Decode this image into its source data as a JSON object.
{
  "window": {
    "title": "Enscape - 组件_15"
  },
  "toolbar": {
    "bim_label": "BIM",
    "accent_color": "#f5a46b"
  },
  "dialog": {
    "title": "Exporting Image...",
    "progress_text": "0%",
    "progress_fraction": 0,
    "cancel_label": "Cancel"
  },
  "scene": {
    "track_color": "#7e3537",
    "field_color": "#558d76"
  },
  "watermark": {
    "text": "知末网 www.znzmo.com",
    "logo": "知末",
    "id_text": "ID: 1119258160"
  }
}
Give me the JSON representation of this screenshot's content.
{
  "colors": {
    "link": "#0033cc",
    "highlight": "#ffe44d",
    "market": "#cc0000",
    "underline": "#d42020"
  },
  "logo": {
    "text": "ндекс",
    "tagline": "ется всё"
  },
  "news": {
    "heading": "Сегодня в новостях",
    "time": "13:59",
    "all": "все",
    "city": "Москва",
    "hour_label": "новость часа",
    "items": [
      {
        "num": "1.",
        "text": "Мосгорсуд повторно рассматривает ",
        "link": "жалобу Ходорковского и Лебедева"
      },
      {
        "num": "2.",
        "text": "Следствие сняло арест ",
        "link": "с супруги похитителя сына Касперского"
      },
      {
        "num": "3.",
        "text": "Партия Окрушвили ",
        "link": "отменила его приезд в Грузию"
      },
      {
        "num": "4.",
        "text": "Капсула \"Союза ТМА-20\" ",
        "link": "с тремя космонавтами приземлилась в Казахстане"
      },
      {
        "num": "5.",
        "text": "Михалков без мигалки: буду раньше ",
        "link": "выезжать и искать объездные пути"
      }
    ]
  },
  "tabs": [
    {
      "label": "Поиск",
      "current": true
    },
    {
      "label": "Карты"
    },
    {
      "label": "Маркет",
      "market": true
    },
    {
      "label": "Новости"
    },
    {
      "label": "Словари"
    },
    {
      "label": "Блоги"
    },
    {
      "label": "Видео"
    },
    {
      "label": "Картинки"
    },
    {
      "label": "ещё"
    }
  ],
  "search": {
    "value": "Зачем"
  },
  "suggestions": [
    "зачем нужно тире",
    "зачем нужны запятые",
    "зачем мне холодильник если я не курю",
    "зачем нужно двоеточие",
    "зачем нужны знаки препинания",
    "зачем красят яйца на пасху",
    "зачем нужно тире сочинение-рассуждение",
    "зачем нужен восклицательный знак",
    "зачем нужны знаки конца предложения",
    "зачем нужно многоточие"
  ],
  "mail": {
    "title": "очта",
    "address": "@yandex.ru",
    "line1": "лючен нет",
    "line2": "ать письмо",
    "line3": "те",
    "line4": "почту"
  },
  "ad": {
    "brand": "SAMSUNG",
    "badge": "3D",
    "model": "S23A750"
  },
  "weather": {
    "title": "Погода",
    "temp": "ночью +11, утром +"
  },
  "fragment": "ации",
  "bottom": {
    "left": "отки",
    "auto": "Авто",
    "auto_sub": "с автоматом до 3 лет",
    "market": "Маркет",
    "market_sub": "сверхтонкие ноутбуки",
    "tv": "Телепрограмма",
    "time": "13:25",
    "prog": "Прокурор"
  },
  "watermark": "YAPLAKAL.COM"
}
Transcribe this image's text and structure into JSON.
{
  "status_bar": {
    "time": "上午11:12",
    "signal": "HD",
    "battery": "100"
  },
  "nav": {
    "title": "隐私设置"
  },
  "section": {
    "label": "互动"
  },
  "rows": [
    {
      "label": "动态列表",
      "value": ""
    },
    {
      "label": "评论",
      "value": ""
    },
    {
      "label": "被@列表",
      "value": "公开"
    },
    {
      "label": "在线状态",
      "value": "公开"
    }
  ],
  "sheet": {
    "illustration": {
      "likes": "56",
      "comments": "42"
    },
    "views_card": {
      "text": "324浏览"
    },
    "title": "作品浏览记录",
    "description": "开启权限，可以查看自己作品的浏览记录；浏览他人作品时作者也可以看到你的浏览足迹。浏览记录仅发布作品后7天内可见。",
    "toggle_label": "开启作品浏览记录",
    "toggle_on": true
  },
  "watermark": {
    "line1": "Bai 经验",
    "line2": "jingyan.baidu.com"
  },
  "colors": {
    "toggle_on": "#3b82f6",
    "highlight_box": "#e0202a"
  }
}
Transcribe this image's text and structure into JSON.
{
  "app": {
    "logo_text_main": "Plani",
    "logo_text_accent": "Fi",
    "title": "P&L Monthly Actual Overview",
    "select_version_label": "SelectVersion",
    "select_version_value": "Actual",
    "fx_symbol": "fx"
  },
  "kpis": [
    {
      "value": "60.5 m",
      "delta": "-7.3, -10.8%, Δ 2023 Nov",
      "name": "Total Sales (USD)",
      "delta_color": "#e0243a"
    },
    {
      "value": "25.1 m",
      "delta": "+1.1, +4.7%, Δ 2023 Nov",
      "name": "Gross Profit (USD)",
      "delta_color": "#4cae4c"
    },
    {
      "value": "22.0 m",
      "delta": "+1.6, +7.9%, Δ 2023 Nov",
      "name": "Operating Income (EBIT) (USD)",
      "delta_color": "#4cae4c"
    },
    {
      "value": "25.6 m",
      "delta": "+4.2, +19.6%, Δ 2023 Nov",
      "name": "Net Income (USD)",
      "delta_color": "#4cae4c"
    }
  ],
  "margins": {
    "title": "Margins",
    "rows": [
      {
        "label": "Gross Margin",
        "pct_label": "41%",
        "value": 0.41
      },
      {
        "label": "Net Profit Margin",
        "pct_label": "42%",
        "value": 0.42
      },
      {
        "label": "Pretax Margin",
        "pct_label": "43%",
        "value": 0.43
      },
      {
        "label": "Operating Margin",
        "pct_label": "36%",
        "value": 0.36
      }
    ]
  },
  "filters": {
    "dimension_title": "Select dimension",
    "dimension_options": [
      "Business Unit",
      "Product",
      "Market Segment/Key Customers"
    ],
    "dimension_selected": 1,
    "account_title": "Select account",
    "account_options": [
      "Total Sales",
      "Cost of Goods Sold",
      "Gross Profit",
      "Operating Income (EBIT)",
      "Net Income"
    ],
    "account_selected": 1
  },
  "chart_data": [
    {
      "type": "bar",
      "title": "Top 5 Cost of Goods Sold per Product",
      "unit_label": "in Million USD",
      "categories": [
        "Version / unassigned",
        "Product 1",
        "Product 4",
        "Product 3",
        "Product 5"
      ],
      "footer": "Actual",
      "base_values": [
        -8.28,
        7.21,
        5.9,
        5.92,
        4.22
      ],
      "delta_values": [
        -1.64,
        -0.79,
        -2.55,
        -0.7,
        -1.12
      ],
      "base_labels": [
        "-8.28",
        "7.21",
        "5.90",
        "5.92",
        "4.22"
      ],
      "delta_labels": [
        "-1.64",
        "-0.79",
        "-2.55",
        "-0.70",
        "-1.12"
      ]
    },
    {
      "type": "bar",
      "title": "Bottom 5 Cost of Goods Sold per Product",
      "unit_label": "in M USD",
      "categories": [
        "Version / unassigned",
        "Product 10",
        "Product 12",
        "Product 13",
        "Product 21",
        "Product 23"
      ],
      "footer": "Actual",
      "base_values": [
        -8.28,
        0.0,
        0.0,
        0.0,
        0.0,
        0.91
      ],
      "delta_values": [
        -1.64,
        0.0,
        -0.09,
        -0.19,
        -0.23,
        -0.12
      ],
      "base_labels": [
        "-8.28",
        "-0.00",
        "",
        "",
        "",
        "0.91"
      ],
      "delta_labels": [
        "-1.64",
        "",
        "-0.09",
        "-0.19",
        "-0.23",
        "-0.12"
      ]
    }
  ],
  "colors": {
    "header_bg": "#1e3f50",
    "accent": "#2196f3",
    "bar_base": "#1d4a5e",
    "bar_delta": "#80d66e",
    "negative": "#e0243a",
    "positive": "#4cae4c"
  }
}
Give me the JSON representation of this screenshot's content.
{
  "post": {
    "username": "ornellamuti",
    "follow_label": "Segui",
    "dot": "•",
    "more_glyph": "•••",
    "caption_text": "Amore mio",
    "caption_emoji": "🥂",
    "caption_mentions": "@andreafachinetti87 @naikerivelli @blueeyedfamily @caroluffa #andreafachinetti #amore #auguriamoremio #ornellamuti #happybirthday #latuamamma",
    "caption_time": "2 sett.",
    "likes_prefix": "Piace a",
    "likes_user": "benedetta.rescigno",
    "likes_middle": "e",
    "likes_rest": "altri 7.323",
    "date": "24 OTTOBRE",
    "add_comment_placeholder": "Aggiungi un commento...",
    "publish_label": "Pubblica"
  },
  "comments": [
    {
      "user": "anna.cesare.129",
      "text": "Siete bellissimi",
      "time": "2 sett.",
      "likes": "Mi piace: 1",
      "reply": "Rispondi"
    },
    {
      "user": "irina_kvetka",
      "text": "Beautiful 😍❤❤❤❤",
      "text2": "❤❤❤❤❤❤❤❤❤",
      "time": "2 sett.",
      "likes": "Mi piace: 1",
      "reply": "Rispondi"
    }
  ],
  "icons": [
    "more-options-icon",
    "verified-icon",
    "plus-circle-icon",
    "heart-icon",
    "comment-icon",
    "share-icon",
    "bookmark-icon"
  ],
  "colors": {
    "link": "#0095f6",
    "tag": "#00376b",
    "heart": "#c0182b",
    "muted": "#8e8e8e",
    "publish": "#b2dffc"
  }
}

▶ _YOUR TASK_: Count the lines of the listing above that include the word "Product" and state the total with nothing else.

▶ _YOUR RESPONSE_: 12